Wii U Designed To Make Gamers ‘Realize What Has Been Impossible,’ Nintendo President Says
At an investor briefing in Tokyo at the end of April, Nintendo President Satoru Iwata said the company will be taking a different approach when creating games for the Wii U. Nintendo seeks to target the traditional hard-core audience rather than casual gamers, and Iwata said that the upcoming console will break new boundaries.

With this year's E3 finished, Nintendo's company President Satoru Iwata has expressed his bewilderment at the negative response the newly unveiled Wii U has recieved.

The news comes despite the hopeful overtures expressed for the Wii U, the console's unveiling led to an almost 10 per cent drop in the company's share price in the two days following.

Speaking at the conference Iwata commented, "Honestly speaking, the reaction to (Tuesday's) presentation and what I heard from people I met and the mood of the convention did not chime at all with what happened in the stock market... It's very strange."

In the same interview Iwata went on to highlight how the new console's predecessor the Wii also launched to a mixed reaction back in 2006.

"In the end, it is easy to get the mistaken impression that this is just a game console with a tablet.

"People who came to the presentation and tried it out have understood very well that it opens up a lot of new possibilities. But people who have not tried it will find it hard to believe that this controller will change things."

One year after the Wii launched in November 2006, Nintendo share values tripled.  Since then as support for the console wained the jump has since disappeared.
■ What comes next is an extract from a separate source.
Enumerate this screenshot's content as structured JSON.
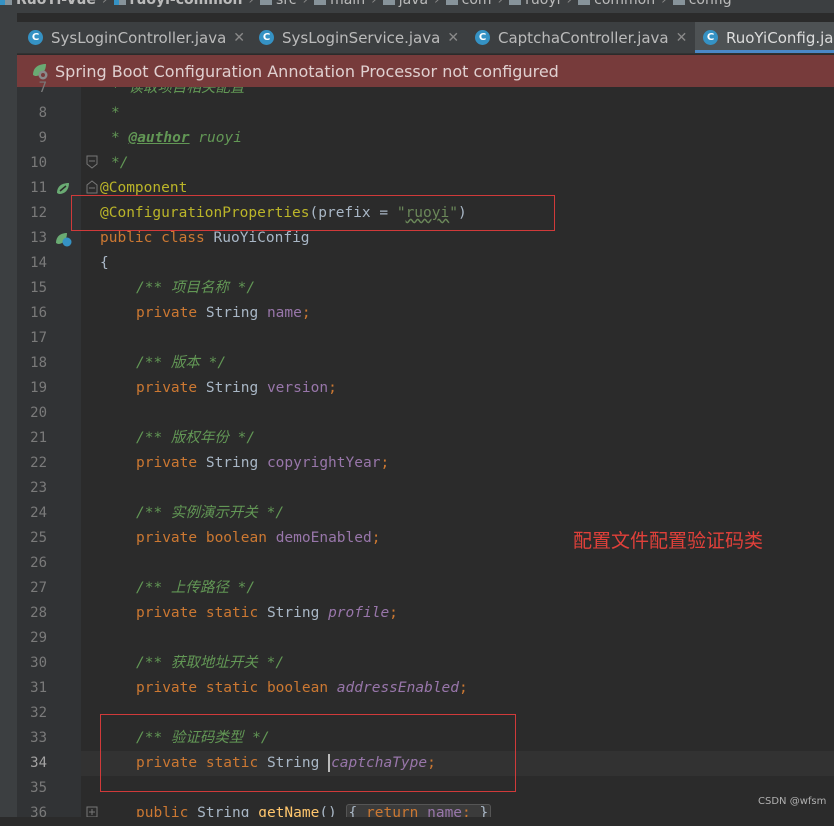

Nintendo's stock was down 0.6 per cent, worth an all-time low 16,080 yen on Friday.

Nintendo's hopes for the Wii U

While the Wii did boast record breaking sales after its release, interest in it from third-party developers gradually wained. Companies became increasingly disinterested in making "hardcore" or non-casual games for the console, citing the extra effort required to implement motion controls and the Wii's poor graphics hardware as key reasons.
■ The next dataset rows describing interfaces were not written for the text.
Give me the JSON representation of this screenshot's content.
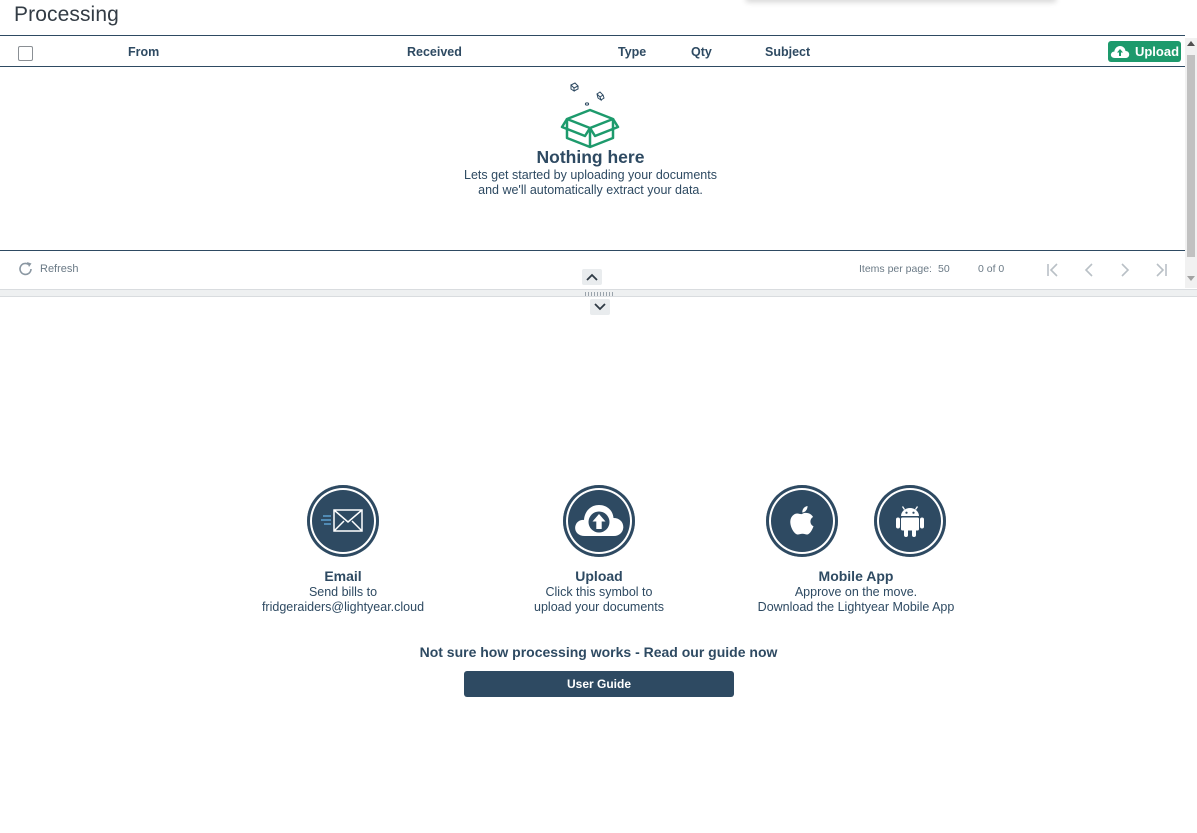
{
  "page": {
    "title": "Processing"
  },
  "grid": {
    "columns": {
      "from": "From",
      "received": "Received",
      "type": "Type",
      "qty": "Qty",
      "subject": "Subject"
    },
    "upload_label": "Upload",
    "empty": {
      "title": "Nothing here",
      "line1": "Lets get started by uploading your documents",
      "line2": "and we'll automatically extract your data."
    },
    "footer": {
      "refresh_label": "Refresh",
      "items_per_page_label": "Items per page:",
      "items_per_page_value": "50",
      "page_count": "0 of 0"
    }
  },
  "info": {
    "email": {
      "title": "Email",
      "line1": "Send bills to",
      "line2": "fridgeraiders@lightyear.cloud"
    },
    "upload": {
      "title": "Upload",
      "line1": "Click this symbol to",
      "line2": "upload your documents"
    },
    "mobile": {
      "title": "Mobile App",
      "line1": "Approve on the move.",
      "line2": "Download the Lightyear Mobile App"
    },
    "guide_text": "Not sure how processing works - Read our guide now",
    "guide_button": "User Guide"
  },
  "colors": {
    "primary": "#2e4a62",
    "accent_green": "#1d9a6c",
    "muted_text": "#6b7a86"
  },
  "icons": {
    "upload_button": "cloud-upload-icon",
    "empty_state": "open-box-icon",
    "refresh": "refresh-icon",
    "pager": [
      "first-page-icon",
      "prev-page-icon",
      "next-page-icon",
      "last-page-icon"
    ],
    "email": "envelope-icon",
    "upload": "cloud-upload-icon",
    "apple": "apple-icon",
    "android": "android-icon"
  }
}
Since then, Nintendo had hoped that its new Wii U could solve this problem. The company stated its belief that by adding its new tablet based controller -- that has all the buttons a more traditional control does -- and making the console backwards compatible with the Wii's remote, it would be able to get more third-party developers and hardcore gamers re-interested in its consoles.

"As an industry what we haven't achieved yet is a game platform that is equally satisfying for all players.

"This is exactly what we intend to create with our new home platform," commented Iwata at the company's E3 press conference.

Will the Wii U prove critics wrong?

Seeing as outside of a rough guess yesterday by retailer Zavvi, Nintendo is yet to release the price, release date, or power of the Wii U, it's difficult to tell how well the console will do.

Though, it is worth pointing out that the console has already managed to secure support from several big-name game developers. Already development power-houses like THQ, Namco Bandai and Sega have confirmed support for the Wii U.

Additionally, as stated by Iwata, the original Wii did manage to gain significant support and approval from fans and critics alike during its opening years, despite receiving similar mixed reactions.